Say you sell a product that customers really look forward to receiving—they anticipate its arrival with barely concealed glee, anticipation, joy and excitement because your product is just that good. If this is you, it sounds like you have the product end worked out. How about delivery?
In your fortunate situation—excited customers and a first-rate product—conventional wisdom would tell you that the best thing to do is to shift your delivery process into warp drive and speed the product to the customer as quickly as possible. But what if it’s the kind of product that requires someone to sign for the package—say, fabulously tasty wines at an affordable price?
In that case, you may run into delivery obstacles. What if your product arrives while your customers are at work or commuting, and instead of a case of wonderful wine to look forward to at the end of the day, they get a sad little missed delivery slip? That could happen—repeatedly—if you make the assumption that customers want speed when they really need convenience.
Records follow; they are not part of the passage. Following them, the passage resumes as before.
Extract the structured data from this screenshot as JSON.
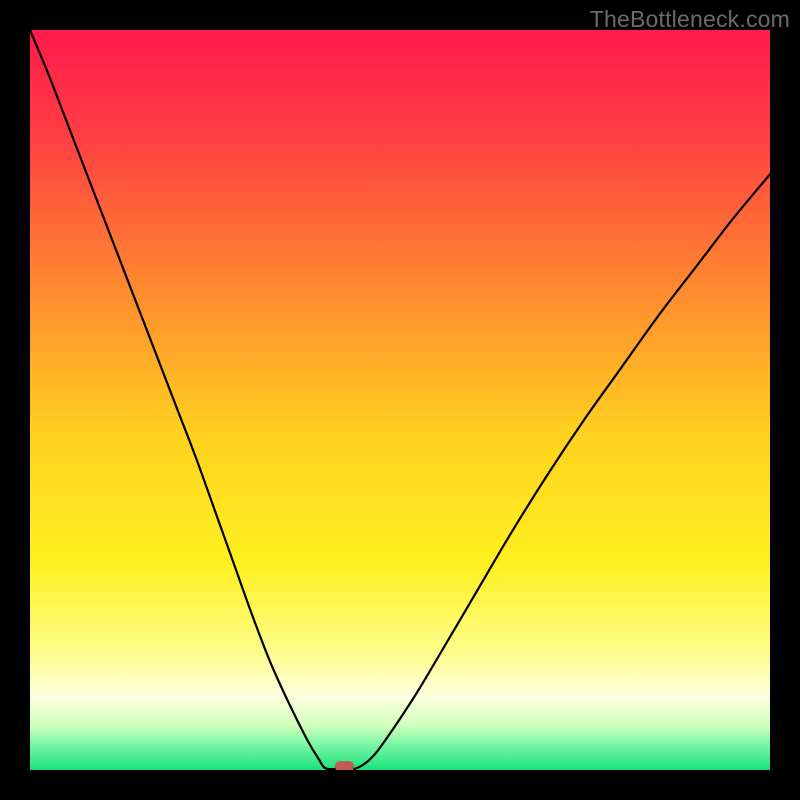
{
  "watermark": "TheBottleneck.com",
  "chart_data": {
    "type": "line",
    "title": "",
    "xlabel": "",
    "ylabel": "",
    "xlim": [
      0,
      100
    ],
    "ylim": [
      0,
      100
    ],
    "grid": false,
    "legend": false,
    "background_gradient": {
      "stops": [
        {
          "offset": 0.0,
          "color": "#ff1a4b"
        },
        {
          "offset": 0.15,
          "color": "#ff4142"
        },
        {
          "offset": 0.35,
          "color": "#ff8a2f"
        },
        {
          "offset": 0.55,
          "color": "#ffd21f"
        },
        {
          "offset": 0.72,
          "color": "#fff020"
        },
        {
          "offset": 0.84,
          "color": "#fdfe89"
        },
        {
          "offset": 0.9,
          "color": "#feffe0"
        },
        {
          "offset": 0.94,
          "color": "#d0ffb9"
        },
        {
          "offset": 0.965,
          "color": "#7cf6a7"
        },
        {
          "offset": 1.0,
          "color": "#19e27b"
        }
      ]
    },
    "series": [
      {
        "name": "bottleneck-curve",
        "color": "#000000",
        "x": [
          0.0,
          2.5,
          5.0,
          7.5,
          10.0,
          12.5,
          15.0,
          17.5,
          20.0,
          22.5,
          25.0,
          27.5,
          30.0,
          32.5,
          35.0,
          37.5,
          39.0,
          40.0,
          42.0,
          44.0,
          46.0,
          48.0,
          52.0,
          55.0,
          60.0,
          65.0,
          70.0,
          75.0,
          80.0,
          85.0,
          90.0,
          95.0,
          100.0
        ],
        "y": [
          100.0,
          94.0,
          87.5,
          81.0,
          74.5,
          68.0,
          61.5,
          55.0,
          48.5,
          42.0,
          35.0,
          28.0,
          21.0,
          14.5,
          9.0,
          4.0,
          1.5,
          0.2,
          0.2,
          0.2,
          1.5,
          4.0,
          10.0,
          15.0,
          23.5,
          32.0,
          40.0,
          47.5,
          54.5,
          61.5,
          68.0,
          74.5,
          80.5
        ]
      }
    ],
    "marker": {
      "name": "bottleneck-point",
      "shape": "rounded-rect",
      "x": 42.5,
      "y": 0.5,
      "color": "#c05a57",
      "width_pct": 2.6,
      "height_pct": 1.4
    }
  }
}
Prioritizing Convenience over Speed
When my company started looking at new ways to serve our 10,000-member San Francisco customer base (we call them Angels because they aren’t just wine drinkers—they’re investors), at first, we thought customers wanted faster delivery, so we tried same-day shipping.
With that strategy, our wine cases left our Napa facility at 2 p.m. via a traditional delivery service and tended to arrive at Angels’ homes between 5 and 8 p.m. It was super-fast, but many Angels were still commuting at that time. We had a decent delivery record: 81 percent of cases were signed for on the first try, and almost all deliveries were completed in three or fewer attempts. But the truth is, even one missed delivery is frustrating for customers.
So we changed up our strategy and started aiming for convenience first. We gave customers a choice, asking when it would be convenient for them to receive the wine. We still shipped it from our facility, but instead of going directly to Angels’ homes, we had cases delivered to a warehouse in San Francisco and worked with Doorman, which is a tech-driven delivery service similar to Uber, to deliver the cases within the Angels’ preferred two-hour window.
Unlocking the Door to Customer Satisfaction
We quickly found that giving Angels the ability to choose the specific delivery window—a first in the wine industry—was a hugely popular move. It was fast and efficient because we were able to integrate the Doorman service with our supply chain, and delivery software to expedite shipping and get wine to customers when they preferred, upwards of 94 percent of the time.
Our first-time delivery rate shot up to virtually 100 percent, and our Angels—mostly urban-dwelling Millennials in the San Francisco market—are thrilled, especially with the app they can use to reschedule delivery for free if something comes up to delay their arrival home. Now we’re looking at how to deploy Doorman in the many other urban markets we serve.
Since we started giving customers a choice, people who choose the two-hour delivery window are double the number of customers who select same-day delivery. Our Angels are happier too—we noticed a measurable bump in orders from customers who are able to receive their case on their own terms. And that’s the bottom line: By giving customers what they truly want instead of what we think they need, we made them happier—and that makes us happy, too.
Zack Crafton is the director of operations at NakedWines.com.